With the costs of labor and materials increasing, investors and contractors are constantly searching for ways to lower the cost of doing business when it comes to renovating or rehabbing their rental properties.
"The price of labor includes the processes, so if you can streamline your processes and take waste out of the processes, and cut your overhead costs or pass that on to a client," said Steven Helser, CEO of ASONS, a panelist during the lab. "The other way to look at this is the materials. By only buying the level of materials you need at the right quality, you get massive discounts for national material suppliers like Home Depot and Lowe's. Leveraging off of that, you can save that and pass that onto the client."
One way to keep costs down is to convert fixed costs into variable costs, Helser said.
"If the client has a rehab team that goes out to do their renovations or their flips, they can get rid of that rehab team, and we as contractors can come in and take that fixed cost and make that a variable," Helser said. "So if they're not buying, they don't have that labor cost. So it's on our dime. And if we're not performing for them, we're out performing for somebody else. So we're able to take and use that labor efficiently across multiple clients where one client would say 'I have 10 or 15 people over here to do rehab or maintenance, and now I don't have that anymore. I just pick up the phone and we know I'm going to have the right level of labor and performance and my costs are going to be lower.'"

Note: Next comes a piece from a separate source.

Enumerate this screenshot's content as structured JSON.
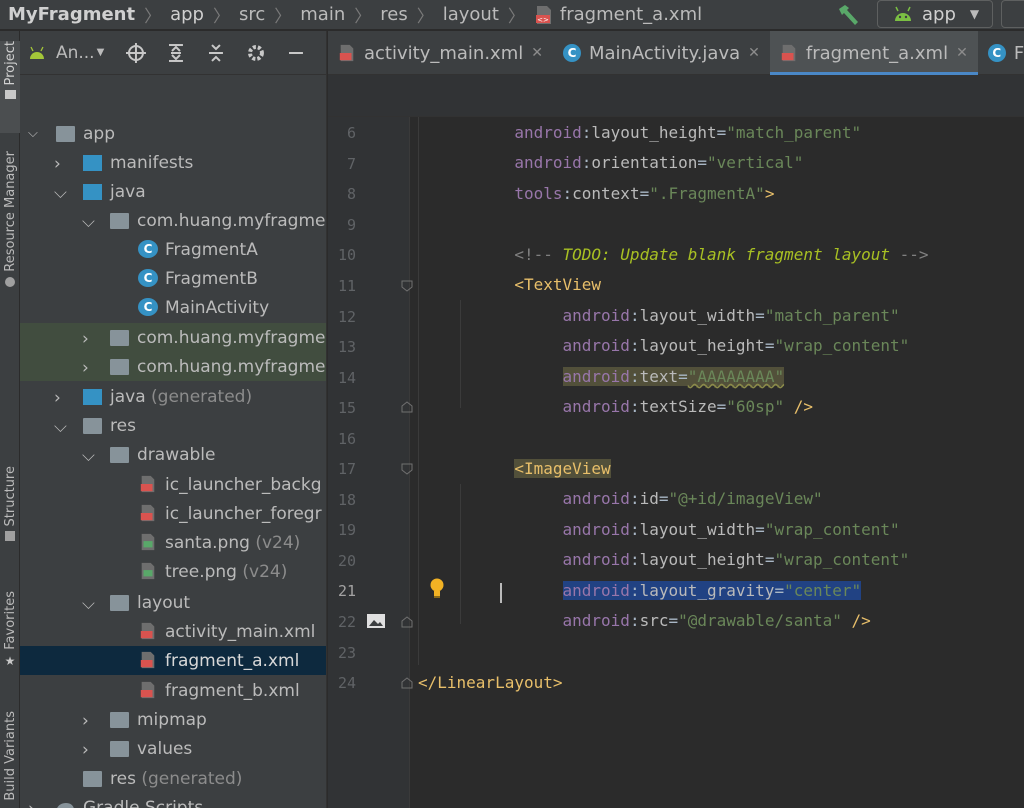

"We take waste out of the system and we minimize the time from the time we get a purchase order to the time we invoice the client. So we're moving that waste and making processes more efficient both inside and outside with our own performers or contractors."
In order to remove the waste from the processes, Helser said his company uses the Six Sigma approach, which was famously utilized by Jack Welch during his tenure as CEO of General Electric.While not many real estate investors or contractors are current utilizing this approach, more and more are coming on, Helser said.
"We take waste out of the system and we minimize the time from the time we get a purchase order to the time we invoice the client," he said. "So we're moving that waste and making processes more efficient both inside and outside with our own performers or contractors. It allows us to have a complete hold on those overhead costs so we can take them down to a bare minimum. You match your labor with what business you have and it seems to work out. Same thing with materials."
While keeping costs of labor and materials down is an ongoing challenge for contractors in the single-family property rehab space, the availability of labor has also been an issue.
"If you're not self-performing with the way construction is going nowadays, all of the labor is going to the next job, like the big commercial jobs," Helser said. "Having that labor available and keeping that labor engaged in this environment is very tough."
Editor's note: The Five Star Institute is the parent company of DS News, DSNews.com, The MReport, and TheMReport.com.